Firms that strengthen and rationalize their operational activities will surmount the many cost pressures facing the fund industry.
Aside from operating in a challenging return environment, the buy-side is facing a number of cost pressures. These have been caused by a multitude of factors, including rising regulatory and operational spending, in addition to investors taking a harder line on fees. If the industry is to weather these difficulties, it will need to strengthen and rationalize some of its operational activities.
The Covid-19 crisis exposed a number of fragilities at traditional and alternative asset managers as returns temporarily plummeted. Since the worst of the volatility, the market has partially recovered with performance improving and redemption activity decelerating. Hedge funds, for example, registered their best monthly returns in more than 10 years in May as markets gradually reopened.

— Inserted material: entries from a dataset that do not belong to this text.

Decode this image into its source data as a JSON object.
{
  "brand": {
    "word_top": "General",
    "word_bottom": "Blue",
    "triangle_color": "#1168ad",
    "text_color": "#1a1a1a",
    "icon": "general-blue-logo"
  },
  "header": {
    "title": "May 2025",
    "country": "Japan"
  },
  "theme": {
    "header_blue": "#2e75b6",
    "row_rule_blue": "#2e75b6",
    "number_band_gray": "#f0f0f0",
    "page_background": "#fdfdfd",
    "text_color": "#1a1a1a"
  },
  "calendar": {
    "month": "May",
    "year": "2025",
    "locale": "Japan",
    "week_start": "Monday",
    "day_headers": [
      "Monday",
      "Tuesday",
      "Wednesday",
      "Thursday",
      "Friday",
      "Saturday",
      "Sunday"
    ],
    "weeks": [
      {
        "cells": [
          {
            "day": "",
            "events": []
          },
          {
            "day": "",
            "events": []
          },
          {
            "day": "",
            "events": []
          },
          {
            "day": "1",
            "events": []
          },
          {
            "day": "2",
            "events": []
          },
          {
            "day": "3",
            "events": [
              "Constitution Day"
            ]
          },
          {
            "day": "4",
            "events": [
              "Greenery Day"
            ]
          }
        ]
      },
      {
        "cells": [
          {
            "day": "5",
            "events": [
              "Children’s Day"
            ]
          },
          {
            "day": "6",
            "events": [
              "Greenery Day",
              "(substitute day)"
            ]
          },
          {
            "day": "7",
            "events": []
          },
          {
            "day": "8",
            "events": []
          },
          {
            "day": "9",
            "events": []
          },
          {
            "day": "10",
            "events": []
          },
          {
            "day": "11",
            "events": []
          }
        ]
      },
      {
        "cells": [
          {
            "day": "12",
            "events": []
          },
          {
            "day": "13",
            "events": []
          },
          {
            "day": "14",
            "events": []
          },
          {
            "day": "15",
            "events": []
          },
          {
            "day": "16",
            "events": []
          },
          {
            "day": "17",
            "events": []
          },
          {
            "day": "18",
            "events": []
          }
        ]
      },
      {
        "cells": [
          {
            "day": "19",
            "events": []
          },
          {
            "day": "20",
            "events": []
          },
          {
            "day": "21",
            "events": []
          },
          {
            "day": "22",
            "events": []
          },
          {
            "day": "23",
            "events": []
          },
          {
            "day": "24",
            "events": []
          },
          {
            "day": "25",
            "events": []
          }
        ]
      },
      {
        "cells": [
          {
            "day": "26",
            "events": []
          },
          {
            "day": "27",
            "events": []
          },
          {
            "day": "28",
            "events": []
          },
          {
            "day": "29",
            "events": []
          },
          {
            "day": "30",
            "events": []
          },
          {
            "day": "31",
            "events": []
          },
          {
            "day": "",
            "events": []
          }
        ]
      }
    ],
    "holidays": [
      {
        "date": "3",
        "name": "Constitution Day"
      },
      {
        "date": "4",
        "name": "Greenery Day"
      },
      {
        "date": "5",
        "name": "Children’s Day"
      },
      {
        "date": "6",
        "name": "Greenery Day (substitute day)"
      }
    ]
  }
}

Although this recovery is positive, the performance of active fund managers and hedge funds has come under criticism since the financial crisis. For example, S&P Global found that 80% of active equity fund managers failed to beat their benchmarks over a 10 to 15-year time horizon. The first quarter of 2020 has not been any different. S&P Global data shows that while fund returns declined by 22.7%, the benchmarks were down 22.4%. Similarly, hedge fund alpha has also dissipated since the 2008 crisis, with risk adjusted returns averaging -0.8% over the last ten years.
Costs continue to spiral
With falling returns, investors have taken their business elsewhere. Some hedge funds are ceding ground to private equity and private credit, but nearly all active strategies have seen clients redeploy capital into passive products. Despite only managing $2.3 trillion in 2009, index trackers have since accumulated $11.4 trillion (at November 2019) as capital exits active strategies in favor of lower-cost passives. While a number of investors are happy to retain the services of active managers, others are pushing for fee deductions to compensate them for the recent performance shortfalls.
In addition, the funds industry is also confronting a number of rising costs. Post-financial crisis regulations in the US – including Dodd-Frank registration rules for private managers – have eaten up precious resources. Following Covid-19, it is very likely that investment into business continuity plans (BCPs) will have to rise. Automation and the adoption of scalable technology in their operations will be one way in which fund managers - irrespective of strategy – can help keep their costs at bay. It will also enable them to facilitate connectivity channels across their front, middle and back offices.
Buy-side firms need to have seamless connectivity and automation between their front, middle and back offices in order to grow. However, not all managers have digitalized their internal processes, with a great deal of investment firms still relying on paper- based processes and human intermediation, while simultaneously using antiquated software programs such as Microsoft Excel. With data held across multiple spreadsheets in unstructured formats, it can be hard to achieve data consistency, leading to further costs, errors and risks. If data flows across the front, middle and back office are inconsistent, firms will struggle to expand and scale-up their businesses.
To overcome this, investment firms need to ensure they have a robust front to back office workflow, consolidated view of their data sources and optimized operations. This can be achieved by leveraging industry-leading software to generate a golden source of data across all of their different business workstreams. This allows middle and back offices to validate and enrich security information inputted by portfolio managers in real time. Such solutions will net asset and hedge fund managers firm-wide efficiencies and let them rationalize their operational processes during this difficult period.